The FBI and Metro police are said to be investigating the June 5 incident, which unfolded in a remote area at the northern tip of Lake Mead where Bunkerville rancher Cliven Bundy continues to graze cattle in defiance of federal authorities.
No one was injured, but the three surveyors from the Nevada-based Great Basin Institute packed their gear in the dark and quickly left the area after they said someone fired three shots from a nearby road and then returned an hour later to fire three more.
The agency later directed that “all personnel and contractors are not to work in the Gold Butte area at this time,” said Great Basin Institute co-founder and executive director Jerry Keir, reading from the incident report submitted by his survey team.
A three-person crew was collecting data on springs, seeps and cattle troughs for a BLM inventory of the Gold Butte area.
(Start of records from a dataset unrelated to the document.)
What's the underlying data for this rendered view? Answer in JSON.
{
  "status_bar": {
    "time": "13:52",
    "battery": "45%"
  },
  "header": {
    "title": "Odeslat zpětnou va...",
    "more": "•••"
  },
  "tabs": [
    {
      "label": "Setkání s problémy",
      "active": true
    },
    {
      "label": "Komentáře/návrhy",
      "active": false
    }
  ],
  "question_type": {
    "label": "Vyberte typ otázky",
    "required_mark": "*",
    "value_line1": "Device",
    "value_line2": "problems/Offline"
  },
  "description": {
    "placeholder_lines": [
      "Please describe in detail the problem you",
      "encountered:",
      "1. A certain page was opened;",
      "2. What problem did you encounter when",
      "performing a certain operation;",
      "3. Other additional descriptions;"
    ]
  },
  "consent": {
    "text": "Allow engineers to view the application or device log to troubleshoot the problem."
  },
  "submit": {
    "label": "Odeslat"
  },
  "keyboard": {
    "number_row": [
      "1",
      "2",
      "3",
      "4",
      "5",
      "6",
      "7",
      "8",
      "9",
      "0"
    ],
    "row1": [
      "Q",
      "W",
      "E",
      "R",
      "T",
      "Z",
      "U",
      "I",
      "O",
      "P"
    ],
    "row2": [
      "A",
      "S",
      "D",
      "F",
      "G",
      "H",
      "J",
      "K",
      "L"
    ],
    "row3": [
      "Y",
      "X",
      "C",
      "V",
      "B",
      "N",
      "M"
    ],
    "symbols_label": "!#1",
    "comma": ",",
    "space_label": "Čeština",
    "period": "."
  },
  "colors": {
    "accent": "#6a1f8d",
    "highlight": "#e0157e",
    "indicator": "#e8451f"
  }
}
They were scheduled to spend a week in the area about 100 miles northeast of Las Vegas, but at the end of their first day along the western slope of the Virgin Mountains they were approached by two men in a vehicle who asked them what they were doing.
The surveyors said the men identified themselves as ranchers and were “very cordial.”
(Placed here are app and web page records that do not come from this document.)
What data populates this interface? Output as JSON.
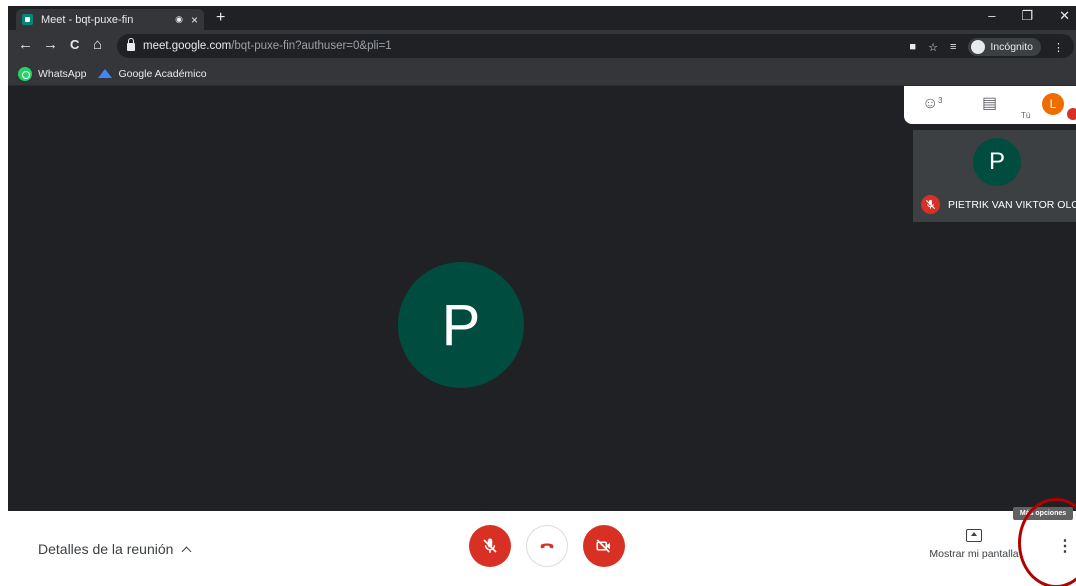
{
  "browser": {
    "tab": {
      "title": "Meet - bqt-puxe-fin",
      "record_indicator": "◉",
      "close": "×"
    },
    "new_tab": "+",
    "window_controls": {
      "minimize": "–",
      "restore": "❐",
      "close": "✕"
    },
    "nav": {
      "back": "←",
      "forward": "→",
      "reload": "C",
      "home": "⌂"
    },
    "url": {
      "host": "meet.google.com",
      "path": "/bqt-puxe-fin?authuser=0&pli=1"
    },
    "omnibox_icons": {
      "camera": "■",
      "star": "☆",
      "reading_list": "≡",
      "menu": "⋮"
    },
    "incognito_label": "Incógnito",
    "bookmarks": [
      {
        "label": "WhatsApp",
        "icon": "whatsapp-icon"
      },
      {
        "label": "Google Académico",
        "icon": "graduation-cap-icon"
      }
    ]
  },
  "meet": {
    "main_participant_initial": "P",
    "top_panel": {
      "people_icon": "☺",
      "people_count": "3",
      "chat_icon": "▤",
      "self_label": "Tú",
      "self_initial": "L"
    },
    "tile": {
      "initial": "P",
      "name": "PIETRIK VAN VIKTOR OLO"
    },
    "bottom_bar": {
      "details_label": "Detalles de la reunión",
      "present_label": "Mostrar mi pantalla",
      "more_tooltip": "Más opciones",
      "more_icon": "⋮"
    }
  },
  "colors": {
    "stage_bg": "#202124",
    "avatar_bg": "#004d40",
    "control_red": "#d93025",
    "self_avatar": "#ef6c00",
    "annotation": "#b00000"
  }
}
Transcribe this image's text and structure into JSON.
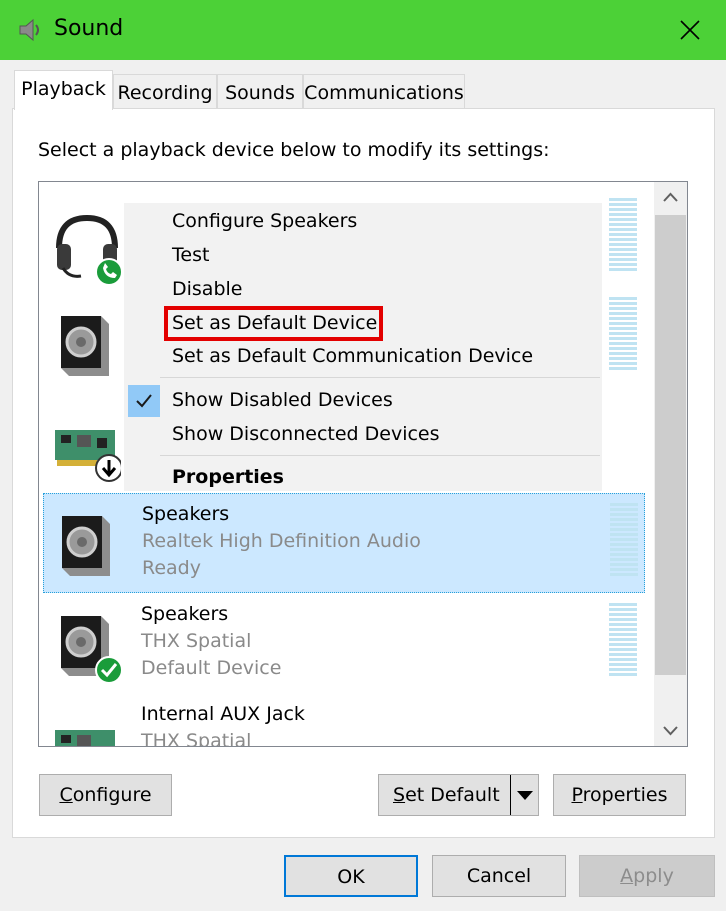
{
  "window": {
    "title": "Sound",
    "icon": "speaker-app-icon"
  },
  "tabs": [
    {
      "label": "Playback",
      "active": true
    },
    {
      "label": "Recording"
    },
    {
      "label": "Sounds"
    },
    {
      "label": "Communications"
    }
  ],
  "instruction": "Select a playback device below to modify its settings:",
  "devices": [
    {
      "name": "Speakers",
      "line1": "Realtek High Definition Audio",
      "line2": "Ready",
      "icon": "speaker-icon",
      "selected": true
    },
    {
      "name": "Speakers",
      "line1": "THX Spatial",
      "line2": "Default Device",
      "icon": "speaker-default-icon"
    },
    {
      "name": "Internal AUX Jack",
      "line1": "THX Spatial",
      "icon": "sound-card-icon"
    }
  ],
  "context_menu": {
    "items": [
      "Configure Speakers",
      "Test",
      "Disable",
      "Set as Default Device",
      "Set as Default Communication Device",
      "Show Disabled Devices",
      "Show Disconnected Devices",
      "Properties"
    ],
    "checked_item": "Show Disabled Devices",
    "highlighted_item": "Set as Default Device"
  },
  "buttons": {
    "configure": {
      "pre": "",
      "accel": "C",
      "post": "onfigure"
    },
    "set_default": {
      "pre": "",
      "accel": "S",
      "post": "et Default"
    },
    "properties": {
      "pre": "",
      "accel": "P",
      "post": "roperties"
    },
    "ok": "OK",
    "cancel": "Cancel",
    "apply": {
      "pre": "",
      "accel": "A",
      "post": "pply"
    }
  },
  "colors": {
    "titlebar": "#4cd137",
    "selection": "#cce8ff",
    "highlight_outline": "#e30000",
    "accent": "#0078d7"
  }
}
A few hours later, shortly after the surveyors climbed into their tents for the night at about 9 p.m., they heard a vehicle on the road and saw its headlights shining on their camp. That’s when the first shots were fired.
They told Metro and the FBI those shots and the second series an hour later came from roughly a third of a mile away from their campsite.
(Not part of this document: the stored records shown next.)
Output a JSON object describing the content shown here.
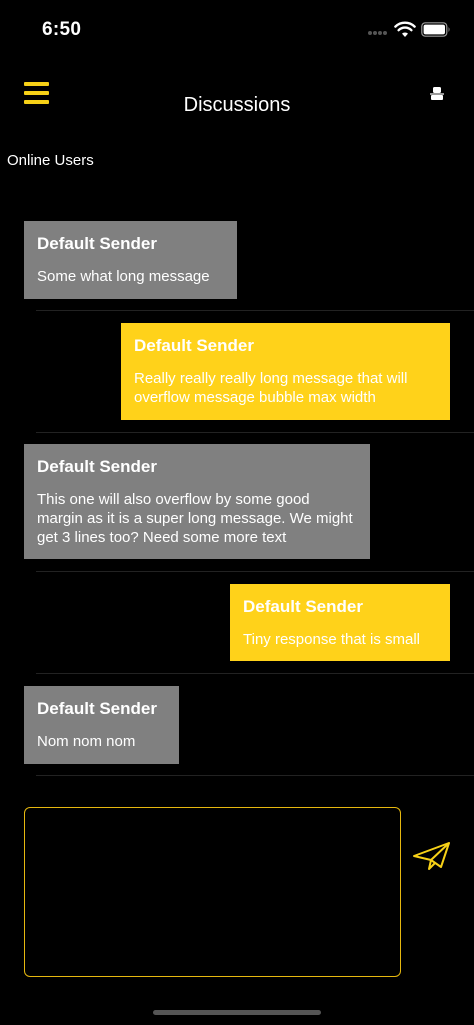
{
  "status_bar": {
    "time": "6:50"
  },
  "nav": {
    "title": "Discussions",
    "menu_icon": "hamburger-menu-icon",
    "user_icon": "user-profile-icon"
  },
  "online_users_label": "Online Users",
  "messages": [
    {
      "sender": "Default Sender",
      "text": "Some what long message",
      "direction": "received"
    },
    {
      "sender": "Default Sender",
      "text": "Really really really long message that will overflow message bubble max width",
      "direction": "sent"
    },
    {
      "sender": "Default Sender",
      "text": "This one will also overflow by some good margin as it is a super long message. We might get 3 lines too? Need some more text",
      "direction": "received"
    },
    {
      "sender": "Default Sender",
      "text": "Tiny response that is small",
      "direction": "sent"
    },
    {
      "sender": "Default Sender",
      "text": "Nom nom nom",
      "direction": "received"
    }
  ],
  "composer": {
    "value": "",
    "send_icon": "paper-plane-icon"
  },
  "colors": {
    "accent": "#ffd21a",
    "received_bubble": "#808080",
    "background": "#000000"
  }
}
“To my knowledge they weren’t shot at, but there was gunfire in the vicinity so they decided they should leave,” said Terry Christopher, the environmental research institute’s associate director in Southern Nevada.
Keir called the incident “highly unusual” for Nevada and “unprecedented” for the Gold Butte area, where hundreds of people from the institute have spent more than a decade monitoring desert tortoise populations and restoring riparian habitat.
He said the institute is now working to strengthen its emergency protocols and review its communication plan with dispatchers and the BLM.
The bureau had little to say about last week’s incident beyond a prepared statement describing what happened.
“The situation is under investigation and the BLM is taking appropriate safety precautions to ensure the safety of its employees and contractors,” the statement read.
Rudy Evenson, spokesman for the agency in Nevada, said he couldn’t offer any additional information.
The survey crew was working in a 600,000-acre area that federal authorities temporarily closed early last year so contract cowboys could round up several hundred cows Bundy left to roam without a permit on federal land. The impound operation lasted a week before being called off on April 12, 2014, after the rancher’s supporters, including armed militia members, shut down Interstate 15 and marched on the corral holding the cattle.
Bundy stopped paying fees to graze his cattle on public land more than 20 years ago amid a dispute over restrictions placed on his operation by federal range managers. The BLM responded by cancelling the rancher’s grazing permit in 1994 and closing the land to livestock in 1999. Bundy ignored those decisions, just as he has two federal court orders directing him to remove his animals or have them confiscated.
It’s unclear if the two men who spoke to the surveyors were from Bundy’s ranch or if one of them was Bundy himself. Messages left for the rancher Thursday were not immediately returned.
Keir said the simmering conflict continues to hamper efforts to study, manage and protect Gold Butte, which has been proposed as a National Conservation Area for its rugged mountains, sandstone ridges, native American petroglyphs and historic mine sites between Lake Mead’s Overton Arm and the Arizona border.
Along the Virgin and Muddy rivers near Lake Mead, for example, security concerns have kept workers away from restoration sites where invasive salt cedar plants are being replaced with native willows. When they do get to the sites, the workers sometimes find the ground trampled and the saplings eaten by rogue cattle.
“There have been complications,” Keir said. “It’s unfortunate.”
Contact Henry Brean at email@example.com or 702-383-0350. Find him on Twitter: @RefriedBrean